Element data from apps and pages
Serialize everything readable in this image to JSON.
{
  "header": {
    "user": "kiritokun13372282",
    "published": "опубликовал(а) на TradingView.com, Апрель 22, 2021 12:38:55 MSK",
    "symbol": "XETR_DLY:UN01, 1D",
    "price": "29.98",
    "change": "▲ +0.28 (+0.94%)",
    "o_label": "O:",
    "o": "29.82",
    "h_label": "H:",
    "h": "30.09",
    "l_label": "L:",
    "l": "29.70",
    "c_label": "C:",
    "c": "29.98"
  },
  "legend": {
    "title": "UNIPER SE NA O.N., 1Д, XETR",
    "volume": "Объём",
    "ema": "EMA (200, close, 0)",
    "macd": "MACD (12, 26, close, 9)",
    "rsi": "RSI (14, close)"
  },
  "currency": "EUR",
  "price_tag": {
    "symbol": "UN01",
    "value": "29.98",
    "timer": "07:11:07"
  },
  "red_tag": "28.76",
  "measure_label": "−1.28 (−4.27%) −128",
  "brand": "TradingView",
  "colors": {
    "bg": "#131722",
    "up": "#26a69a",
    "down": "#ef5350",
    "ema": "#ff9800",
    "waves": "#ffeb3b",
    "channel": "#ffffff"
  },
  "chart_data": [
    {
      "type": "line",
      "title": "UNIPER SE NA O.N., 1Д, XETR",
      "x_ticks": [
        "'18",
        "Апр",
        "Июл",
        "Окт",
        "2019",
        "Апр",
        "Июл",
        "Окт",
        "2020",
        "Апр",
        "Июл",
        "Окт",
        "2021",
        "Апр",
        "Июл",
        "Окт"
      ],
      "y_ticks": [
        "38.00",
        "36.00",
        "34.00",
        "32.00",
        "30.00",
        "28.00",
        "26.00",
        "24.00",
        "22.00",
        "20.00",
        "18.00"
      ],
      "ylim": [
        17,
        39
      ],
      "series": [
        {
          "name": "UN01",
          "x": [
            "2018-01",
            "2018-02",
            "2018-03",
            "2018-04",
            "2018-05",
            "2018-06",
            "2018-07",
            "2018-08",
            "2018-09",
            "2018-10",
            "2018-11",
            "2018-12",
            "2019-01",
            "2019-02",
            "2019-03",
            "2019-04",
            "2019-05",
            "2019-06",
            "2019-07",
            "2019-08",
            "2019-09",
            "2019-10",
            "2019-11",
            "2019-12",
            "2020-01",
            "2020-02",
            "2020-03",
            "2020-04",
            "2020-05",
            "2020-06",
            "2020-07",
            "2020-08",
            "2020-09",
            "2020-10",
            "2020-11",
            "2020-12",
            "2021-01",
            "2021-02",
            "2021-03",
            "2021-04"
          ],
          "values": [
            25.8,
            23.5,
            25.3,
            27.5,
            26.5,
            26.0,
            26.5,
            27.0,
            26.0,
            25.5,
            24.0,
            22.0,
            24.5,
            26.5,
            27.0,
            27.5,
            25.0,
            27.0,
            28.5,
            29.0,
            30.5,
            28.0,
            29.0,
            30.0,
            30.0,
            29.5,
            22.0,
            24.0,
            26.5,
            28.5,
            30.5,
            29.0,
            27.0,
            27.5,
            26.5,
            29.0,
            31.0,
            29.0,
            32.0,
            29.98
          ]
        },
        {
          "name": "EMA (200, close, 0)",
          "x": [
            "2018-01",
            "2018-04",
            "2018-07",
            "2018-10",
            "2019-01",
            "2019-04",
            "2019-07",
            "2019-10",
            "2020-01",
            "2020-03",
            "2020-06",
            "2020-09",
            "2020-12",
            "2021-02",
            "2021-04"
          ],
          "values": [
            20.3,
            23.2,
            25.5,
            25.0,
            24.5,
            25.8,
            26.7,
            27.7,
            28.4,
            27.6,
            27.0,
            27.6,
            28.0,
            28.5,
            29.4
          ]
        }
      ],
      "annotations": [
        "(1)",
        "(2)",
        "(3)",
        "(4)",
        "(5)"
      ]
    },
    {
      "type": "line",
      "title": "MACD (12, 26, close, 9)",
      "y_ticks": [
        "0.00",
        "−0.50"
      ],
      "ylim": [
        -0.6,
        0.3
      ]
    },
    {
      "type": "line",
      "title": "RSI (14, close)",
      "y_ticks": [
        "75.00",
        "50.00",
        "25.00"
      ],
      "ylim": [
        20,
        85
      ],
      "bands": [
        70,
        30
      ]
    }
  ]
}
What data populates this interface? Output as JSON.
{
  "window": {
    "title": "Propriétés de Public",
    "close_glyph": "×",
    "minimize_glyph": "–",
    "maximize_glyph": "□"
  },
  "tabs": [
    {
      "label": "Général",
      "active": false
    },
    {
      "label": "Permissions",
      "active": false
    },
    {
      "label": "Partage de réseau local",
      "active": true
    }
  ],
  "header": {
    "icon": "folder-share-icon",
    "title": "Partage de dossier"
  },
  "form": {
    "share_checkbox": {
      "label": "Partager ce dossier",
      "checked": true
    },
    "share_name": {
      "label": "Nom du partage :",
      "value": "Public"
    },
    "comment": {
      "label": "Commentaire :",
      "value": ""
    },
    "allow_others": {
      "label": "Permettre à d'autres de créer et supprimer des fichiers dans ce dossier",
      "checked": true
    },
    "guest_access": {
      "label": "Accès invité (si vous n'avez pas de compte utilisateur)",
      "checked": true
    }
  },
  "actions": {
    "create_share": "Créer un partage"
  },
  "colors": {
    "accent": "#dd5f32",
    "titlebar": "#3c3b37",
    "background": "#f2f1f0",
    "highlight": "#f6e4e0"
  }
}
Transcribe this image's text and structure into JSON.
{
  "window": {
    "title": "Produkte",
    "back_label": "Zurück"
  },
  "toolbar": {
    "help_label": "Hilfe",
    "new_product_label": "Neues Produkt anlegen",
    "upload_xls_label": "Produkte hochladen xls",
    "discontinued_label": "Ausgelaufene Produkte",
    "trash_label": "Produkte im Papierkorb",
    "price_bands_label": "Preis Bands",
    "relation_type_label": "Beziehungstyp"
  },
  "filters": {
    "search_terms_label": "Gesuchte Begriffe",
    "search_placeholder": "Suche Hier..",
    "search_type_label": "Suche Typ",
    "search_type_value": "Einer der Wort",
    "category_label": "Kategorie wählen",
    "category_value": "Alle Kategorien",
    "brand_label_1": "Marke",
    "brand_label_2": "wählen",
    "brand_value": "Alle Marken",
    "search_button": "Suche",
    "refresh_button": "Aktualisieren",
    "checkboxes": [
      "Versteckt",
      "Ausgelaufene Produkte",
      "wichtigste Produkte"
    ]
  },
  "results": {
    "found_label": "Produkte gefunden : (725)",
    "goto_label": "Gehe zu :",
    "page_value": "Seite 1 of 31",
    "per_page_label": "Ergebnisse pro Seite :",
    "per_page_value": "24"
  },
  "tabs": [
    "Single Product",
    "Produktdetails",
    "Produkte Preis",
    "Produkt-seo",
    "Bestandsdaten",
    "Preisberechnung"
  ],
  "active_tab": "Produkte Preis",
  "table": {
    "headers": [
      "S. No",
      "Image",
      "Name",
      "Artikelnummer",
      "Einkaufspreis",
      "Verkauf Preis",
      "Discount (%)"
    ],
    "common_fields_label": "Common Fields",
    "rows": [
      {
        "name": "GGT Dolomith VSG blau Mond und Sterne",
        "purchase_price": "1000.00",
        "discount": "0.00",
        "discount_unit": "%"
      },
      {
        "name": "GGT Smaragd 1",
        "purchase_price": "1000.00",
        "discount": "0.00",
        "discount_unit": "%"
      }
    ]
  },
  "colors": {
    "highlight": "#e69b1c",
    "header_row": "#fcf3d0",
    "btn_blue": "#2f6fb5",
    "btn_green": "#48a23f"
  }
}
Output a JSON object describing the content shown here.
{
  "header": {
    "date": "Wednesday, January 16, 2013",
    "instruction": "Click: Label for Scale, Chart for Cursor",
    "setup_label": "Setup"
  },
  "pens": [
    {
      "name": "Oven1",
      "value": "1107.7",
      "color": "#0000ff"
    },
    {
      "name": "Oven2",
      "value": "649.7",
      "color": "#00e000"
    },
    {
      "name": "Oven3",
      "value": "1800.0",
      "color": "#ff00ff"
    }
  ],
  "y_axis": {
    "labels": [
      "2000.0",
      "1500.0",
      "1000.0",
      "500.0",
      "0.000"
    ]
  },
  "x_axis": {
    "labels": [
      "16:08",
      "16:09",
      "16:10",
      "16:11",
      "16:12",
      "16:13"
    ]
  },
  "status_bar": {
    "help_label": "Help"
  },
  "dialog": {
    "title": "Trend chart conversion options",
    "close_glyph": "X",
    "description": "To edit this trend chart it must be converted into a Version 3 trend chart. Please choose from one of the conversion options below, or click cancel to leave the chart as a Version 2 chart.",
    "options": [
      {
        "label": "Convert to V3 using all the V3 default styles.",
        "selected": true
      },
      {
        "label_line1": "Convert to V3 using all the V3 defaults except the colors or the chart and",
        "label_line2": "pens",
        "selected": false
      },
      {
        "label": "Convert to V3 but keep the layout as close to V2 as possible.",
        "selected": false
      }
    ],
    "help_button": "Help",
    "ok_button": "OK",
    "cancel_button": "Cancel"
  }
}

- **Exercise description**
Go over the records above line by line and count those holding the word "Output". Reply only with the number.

- **Answer for the task**
2